Tuesday, November 9, 2010

Being Catholic (Reflections on the Feast of the Dedication of the Basilica of St. John Lateran)

It is one of the great joys of being a Catholic, that we can go anywhere on the face of the earth, in any country, and in every continent, and feel ourselves at home in our church.

Wherever we go, our mass is the same. The language may be different, but whether in English or French, German or Italian, Spanish, Japanese or Chinese, the mass is the same. The sacraments are the same, our clergy are the same. There is a great unity and cohesiveness to us, despite the differences in language, race, and nationality.

A Catholic is a person who can go anywhere on earth, and receive communion, go to confession, and celebrate the sacraments, wherever a catholic church is. We are more than a billion strong, a sixth of humanity, and still growing.

Today’s feast of the dedication of the basilica of Saint John Lateran in Rome, the so-called “Mother Church of Christianity” is really a celebration of our being catholic, our being part of a worldwide communion that is recognizable anywhere on the planet.

Ordinarily, the feastdays of churches are celebrated only in the churches themselves. But the basilica of Saint John Lateran is not only one of the oldest churches in Christianity, it is also regarded as a symbol of our unity as Catholics throughout the world.

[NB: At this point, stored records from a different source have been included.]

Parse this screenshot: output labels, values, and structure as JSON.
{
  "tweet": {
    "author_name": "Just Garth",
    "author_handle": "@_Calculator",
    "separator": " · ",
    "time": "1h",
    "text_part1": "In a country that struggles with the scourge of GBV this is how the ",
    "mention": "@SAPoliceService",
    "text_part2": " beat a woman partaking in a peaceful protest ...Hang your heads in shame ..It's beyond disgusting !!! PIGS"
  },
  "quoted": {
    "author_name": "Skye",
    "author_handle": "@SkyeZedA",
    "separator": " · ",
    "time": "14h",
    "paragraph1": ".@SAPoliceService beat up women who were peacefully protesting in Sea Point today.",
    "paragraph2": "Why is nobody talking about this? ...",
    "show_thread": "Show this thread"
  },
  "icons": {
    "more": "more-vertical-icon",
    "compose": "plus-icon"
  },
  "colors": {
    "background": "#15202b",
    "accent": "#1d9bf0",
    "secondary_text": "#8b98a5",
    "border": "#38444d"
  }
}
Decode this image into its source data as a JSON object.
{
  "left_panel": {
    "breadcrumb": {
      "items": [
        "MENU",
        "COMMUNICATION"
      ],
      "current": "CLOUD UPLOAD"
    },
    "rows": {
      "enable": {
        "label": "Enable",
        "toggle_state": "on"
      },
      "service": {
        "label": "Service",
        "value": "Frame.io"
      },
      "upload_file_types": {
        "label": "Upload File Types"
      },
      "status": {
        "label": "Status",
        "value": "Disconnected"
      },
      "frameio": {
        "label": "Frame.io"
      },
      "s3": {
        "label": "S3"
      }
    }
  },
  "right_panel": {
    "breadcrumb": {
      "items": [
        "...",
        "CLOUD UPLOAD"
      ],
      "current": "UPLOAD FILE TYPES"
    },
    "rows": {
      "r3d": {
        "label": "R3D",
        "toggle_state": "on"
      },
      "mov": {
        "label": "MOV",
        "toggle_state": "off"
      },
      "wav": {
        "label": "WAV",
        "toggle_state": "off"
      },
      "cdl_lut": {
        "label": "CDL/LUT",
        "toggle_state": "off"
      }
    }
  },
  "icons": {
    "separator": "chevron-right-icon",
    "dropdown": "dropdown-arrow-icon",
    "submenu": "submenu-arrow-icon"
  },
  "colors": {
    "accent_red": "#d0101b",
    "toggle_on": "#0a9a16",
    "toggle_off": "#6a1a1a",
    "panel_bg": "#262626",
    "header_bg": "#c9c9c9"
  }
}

It is a reminder of what for us Catholics, church is really all about, it’s about “community”, it’s about seeing ourselves truly as “sons and daughters”, children of God, and therefore responsible for one another.

While today’s feast celebrates the physical structure of a church, it is really a celebration of our spiritual bond with Catholics, spread throughout every land and nation on earth. And it is a reminder for us, that spreading the message of the Gospel through the witness of our lives, is a continuing task for each one of us.

"The Kingdom of Heaven is a condition of the heart." (Friedrich Nietzsche)